Geotechnical Earthquake Engineering for the Great River Bridge

New York, New York

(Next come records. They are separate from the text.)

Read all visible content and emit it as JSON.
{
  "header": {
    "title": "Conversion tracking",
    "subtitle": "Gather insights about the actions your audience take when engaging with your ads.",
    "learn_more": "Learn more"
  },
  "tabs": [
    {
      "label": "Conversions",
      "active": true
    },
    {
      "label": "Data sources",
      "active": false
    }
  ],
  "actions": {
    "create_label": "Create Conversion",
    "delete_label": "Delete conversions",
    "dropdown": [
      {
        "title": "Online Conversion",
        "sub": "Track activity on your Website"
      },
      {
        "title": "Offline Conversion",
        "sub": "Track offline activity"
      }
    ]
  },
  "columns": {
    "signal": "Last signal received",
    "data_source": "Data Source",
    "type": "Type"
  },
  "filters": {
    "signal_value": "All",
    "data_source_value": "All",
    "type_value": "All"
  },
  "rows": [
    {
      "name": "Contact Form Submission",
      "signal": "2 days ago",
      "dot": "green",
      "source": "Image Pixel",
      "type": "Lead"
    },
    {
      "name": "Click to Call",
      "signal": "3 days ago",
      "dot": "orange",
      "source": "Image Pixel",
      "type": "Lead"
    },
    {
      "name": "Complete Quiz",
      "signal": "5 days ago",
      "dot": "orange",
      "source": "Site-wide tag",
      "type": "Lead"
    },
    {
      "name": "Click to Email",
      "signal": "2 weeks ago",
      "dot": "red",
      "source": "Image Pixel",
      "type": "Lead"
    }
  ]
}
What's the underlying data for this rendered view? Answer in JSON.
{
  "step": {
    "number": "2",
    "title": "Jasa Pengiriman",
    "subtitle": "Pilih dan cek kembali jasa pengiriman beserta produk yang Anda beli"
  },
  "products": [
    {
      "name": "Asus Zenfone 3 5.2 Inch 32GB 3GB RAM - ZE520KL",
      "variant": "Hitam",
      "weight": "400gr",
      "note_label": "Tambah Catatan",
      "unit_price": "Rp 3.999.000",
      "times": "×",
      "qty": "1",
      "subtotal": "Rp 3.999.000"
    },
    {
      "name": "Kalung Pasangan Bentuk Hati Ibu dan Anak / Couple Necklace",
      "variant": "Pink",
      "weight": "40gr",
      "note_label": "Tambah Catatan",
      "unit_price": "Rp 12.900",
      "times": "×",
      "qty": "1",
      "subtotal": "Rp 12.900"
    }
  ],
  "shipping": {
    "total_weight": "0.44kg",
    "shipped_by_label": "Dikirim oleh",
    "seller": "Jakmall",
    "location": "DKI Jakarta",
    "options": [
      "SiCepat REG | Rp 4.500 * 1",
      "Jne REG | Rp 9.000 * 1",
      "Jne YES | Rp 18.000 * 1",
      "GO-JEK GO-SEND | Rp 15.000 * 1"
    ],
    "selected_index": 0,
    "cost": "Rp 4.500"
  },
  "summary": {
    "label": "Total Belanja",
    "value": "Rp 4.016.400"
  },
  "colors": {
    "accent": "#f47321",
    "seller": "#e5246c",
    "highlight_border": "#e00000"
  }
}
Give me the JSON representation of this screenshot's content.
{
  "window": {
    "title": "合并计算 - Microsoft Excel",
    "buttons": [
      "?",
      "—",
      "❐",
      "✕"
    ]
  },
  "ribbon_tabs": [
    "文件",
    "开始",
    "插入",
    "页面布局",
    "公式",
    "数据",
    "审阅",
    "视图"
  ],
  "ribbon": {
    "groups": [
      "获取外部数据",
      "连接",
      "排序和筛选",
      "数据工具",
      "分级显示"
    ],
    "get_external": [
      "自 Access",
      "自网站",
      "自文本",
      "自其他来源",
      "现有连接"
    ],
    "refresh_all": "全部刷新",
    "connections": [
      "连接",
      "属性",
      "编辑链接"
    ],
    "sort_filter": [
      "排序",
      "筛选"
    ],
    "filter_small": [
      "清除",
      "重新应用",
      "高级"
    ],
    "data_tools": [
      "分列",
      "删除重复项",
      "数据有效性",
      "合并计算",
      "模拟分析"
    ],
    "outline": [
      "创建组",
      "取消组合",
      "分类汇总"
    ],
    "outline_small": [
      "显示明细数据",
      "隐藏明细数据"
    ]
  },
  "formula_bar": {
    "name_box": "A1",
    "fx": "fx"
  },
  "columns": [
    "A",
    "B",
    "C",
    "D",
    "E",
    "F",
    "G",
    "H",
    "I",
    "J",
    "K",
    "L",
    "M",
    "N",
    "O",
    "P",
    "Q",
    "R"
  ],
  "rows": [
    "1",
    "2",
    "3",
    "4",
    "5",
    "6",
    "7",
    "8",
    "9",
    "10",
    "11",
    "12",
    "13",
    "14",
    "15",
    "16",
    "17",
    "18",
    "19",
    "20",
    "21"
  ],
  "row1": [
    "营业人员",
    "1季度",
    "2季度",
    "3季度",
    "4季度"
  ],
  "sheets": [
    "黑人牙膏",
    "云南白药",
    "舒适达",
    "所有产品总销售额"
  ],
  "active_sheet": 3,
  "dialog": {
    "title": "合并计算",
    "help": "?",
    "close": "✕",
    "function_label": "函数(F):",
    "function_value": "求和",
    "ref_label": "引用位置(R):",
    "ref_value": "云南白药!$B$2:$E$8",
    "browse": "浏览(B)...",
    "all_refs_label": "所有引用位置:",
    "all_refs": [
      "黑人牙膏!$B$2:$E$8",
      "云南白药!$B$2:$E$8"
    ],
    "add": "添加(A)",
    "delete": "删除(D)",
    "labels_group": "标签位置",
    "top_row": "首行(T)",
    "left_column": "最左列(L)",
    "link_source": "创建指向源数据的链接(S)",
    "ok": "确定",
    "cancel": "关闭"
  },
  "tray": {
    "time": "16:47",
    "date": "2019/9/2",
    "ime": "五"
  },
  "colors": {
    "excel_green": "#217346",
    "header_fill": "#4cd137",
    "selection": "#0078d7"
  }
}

The proposed Great River Bridge is a 1400-foot long cable-stay structure that will be constructed over the Mississippi River between Desha County, Arkansas and Bolivar County, Mississippi. Including the bridge approach structures and approach embankments, the total structure length is approximately 23,500 feet. Seismic issues have controlled most of the structural design. Design ground motions for three typical subsurface profiles were developed and resulted in near-surface peak accelerations between 0.23 and 0.26g. Level ground liquefaction analyses indicated widespread liquefaction in an abandoned channel of the river and sporadic liquefaction elsewhere. Seismic slope stability and lateral spreading analyses indicated minor displacements at the approach embankments, the Arkansas levee, and the Mississippi riverbank; moderate displacements at the Mississippi levee; and major displacements at a 25-foot high natural terrace and the Arkansas riverbank. Conceptual liquefaction mitigation/soil improvement options were investigated.